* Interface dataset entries

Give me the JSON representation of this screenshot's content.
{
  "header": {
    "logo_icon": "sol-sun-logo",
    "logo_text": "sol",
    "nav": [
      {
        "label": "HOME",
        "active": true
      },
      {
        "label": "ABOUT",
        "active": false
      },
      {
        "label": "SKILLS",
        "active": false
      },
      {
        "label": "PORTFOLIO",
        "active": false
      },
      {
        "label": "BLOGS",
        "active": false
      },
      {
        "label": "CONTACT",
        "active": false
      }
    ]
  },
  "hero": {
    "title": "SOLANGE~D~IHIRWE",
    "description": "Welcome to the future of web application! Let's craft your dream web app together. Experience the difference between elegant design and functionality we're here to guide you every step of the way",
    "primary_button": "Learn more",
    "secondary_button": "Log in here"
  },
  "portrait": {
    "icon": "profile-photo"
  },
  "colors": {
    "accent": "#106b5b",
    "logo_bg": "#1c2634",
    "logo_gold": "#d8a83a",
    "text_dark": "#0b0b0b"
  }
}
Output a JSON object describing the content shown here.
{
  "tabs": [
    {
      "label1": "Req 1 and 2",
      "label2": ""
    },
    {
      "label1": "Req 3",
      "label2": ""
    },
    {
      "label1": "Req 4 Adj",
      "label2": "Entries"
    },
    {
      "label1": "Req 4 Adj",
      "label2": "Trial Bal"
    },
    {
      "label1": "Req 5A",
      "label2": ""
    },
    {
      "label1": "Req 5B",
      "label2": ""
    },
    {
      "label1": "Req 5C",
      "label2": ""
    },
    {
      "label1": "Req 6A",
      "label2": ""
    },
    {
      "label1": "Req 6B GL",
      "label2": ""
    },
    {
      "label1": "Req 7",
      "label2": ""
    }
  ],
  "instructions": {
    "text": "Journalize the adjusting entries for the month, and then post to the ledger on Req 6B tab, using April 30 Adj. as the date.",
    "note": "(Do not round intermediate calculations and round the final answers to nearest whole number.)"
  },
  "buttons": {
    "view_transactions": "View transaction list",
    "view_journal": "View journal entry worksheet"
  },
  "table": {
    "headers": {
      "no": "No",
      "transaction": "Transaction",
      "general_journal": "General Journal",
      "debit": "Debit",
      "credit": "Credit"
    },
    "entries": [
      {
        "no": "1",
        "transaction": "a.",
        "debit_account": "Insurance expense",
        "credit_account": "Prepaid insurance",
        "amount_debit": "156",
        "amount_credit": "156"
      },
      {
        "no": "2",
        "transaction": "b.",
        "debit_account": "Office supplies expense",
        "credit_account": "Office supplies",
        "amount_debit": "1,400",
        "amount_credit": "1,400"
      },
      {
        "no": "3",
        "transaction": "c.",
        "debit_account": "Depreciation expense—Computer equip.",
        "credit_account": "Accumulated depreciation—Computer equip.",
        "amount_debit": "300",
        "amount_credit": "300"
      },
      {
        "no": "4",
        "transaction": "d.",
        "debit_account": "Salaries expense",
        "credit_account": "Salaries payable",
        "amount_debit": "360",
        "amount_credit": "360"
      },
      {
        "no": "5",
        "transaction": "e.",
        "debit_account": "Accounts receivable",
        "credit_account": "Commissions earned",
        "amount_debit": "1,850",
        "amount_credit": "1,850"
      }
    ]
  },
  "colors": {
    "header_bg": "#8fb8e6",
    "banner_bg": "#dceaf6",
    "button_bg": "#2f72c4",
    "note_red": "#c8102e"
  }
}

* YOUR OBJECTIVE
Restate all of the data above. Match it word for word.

* EXERCISE OUTPUT
Give me the JSON representation of this screenshot's content.
{
  "header": {
    "logo_icon": "sol-sun-logo",
    "logo_text": "sol",
    "nav": [
      {
        "label": "HOME",
        "active": true
      },
      {
        "label": "ABOUT",
        "active": false
      },
      {
        "label": "SKILLS",
        "active": false
      },
      {
        "label": "PORTFOLIO",
        "active": false
      },
      {
        "label": "BLOGS",
        "active": false
      },
      {
        "label": "CONTACT",
        "active": false
      }
    ]
  },
  "hero": {
    "title": "SOLANGE~D~IHIRWE",
    "description": "Welcome to the future of web application! Let's craft your dream web app together. Experience the difference between elegant design and functionality we're here to guide you every step of the way",
    "primary_button": "Learn more",
    "secondary_button": "Log in here"
  },
  "portrait": {
    "icon": "profile-photo"
  },
  "colors": {
    "accent": "#106b5b",
    "logo_bg": "#1c2634",
    "logo_gold": "#d8a83a",
    "text_dark": "#0b0b0b"
  }
}
Output a JSON object describing the content shown here.
{
  "tabs": [
    {
      "label1": "Req 1 and 2",
      "label2": ""
    },
    {
      "label1": "Req 3",
      "label2": ""
    },
    {
      "label1": "Req 4 Adj",
      "label2": "Entries"
    },
    {
      "label1": "Req 4 Adj",
      "label2": "Trial Bal"
    },
    {
      "label1": "Req 5A",
      "label2": ""
    },
    {
      "label1": "Req 5B",
      "label2": ""
    },
    {
      "label1": "Req 5C",
      "label2": ""
    },
    {
      "label1": "Req 6A",
      "label2": ""
    },
    {
      "label1": "Req 6B GL",
      "label2": ""
    },
    {
      "label1": "Req 7",
      "label2": ""
    }
  ],
  "instructions": {
    "text": "Journalize the adjusting entries for the month, and then post to the ledger on Req 6B tab, using April 30 Adj. as the date.",
    "note": "(Do not round intermediate calculations and round the final answers to nearest whole number.)"
  },
  "buttons": {
    "view_transactions": "View transaction list",
    "view_journal": "View journal entry worksheet"
  },
  "table": {
    "headers": {
      "no": "No",
      "transaction": "Transaction",
      "general_journal": "General Journal",
      "debit": "Debit",
      "credit": "Credit"
    },
    "entries": [
      {
        "no": "1",
        "transaction": "a.",
        "debit_account": "Insurance expense",
        "credit_account": "Prepaid insurance",
        "amount_debit": "156",
        "amount_credit": "156"
      },
      {
        "no": "2",
        "transaction": "b.",
        "debit_account": "Office supplies expense",
        "credit_account": "Office supplies",
        "amount_debit": "1,400",
        "amount_credit": "1,400"
      },
      {
        "no": "3",
        "transaction": "c.",
        "debit_account": "Depreciation expense—Computer equip.",
        "credit_account": "Accumulated depreciation—Computer equip.",
        "amount_debit": "300",
        "amount_credit": "300"
      },
      {
        "no": "4",
        "transaction": "d.",
        "debit_account": "Salaries expense",
        "credit_account": "Salaries payable",
        "amount_debit": "360",
        "amount_credit": "360"
      },
      {
        "no": "5",
        "transaction": "e.",
        "debit_account": "Accounts receivable",
        "credit_account": "Commissions earned",
        "amount_debit": "1,850",
        "amount_credit": "1,850"
      }
    ]
  },
  "colors": {
    "header_bg": "#8fb8e6",
    "banner_bg": "#dceaf6",
    "button_bg": "#2f72c4",
    "note_red": "#c8102e"
  }
}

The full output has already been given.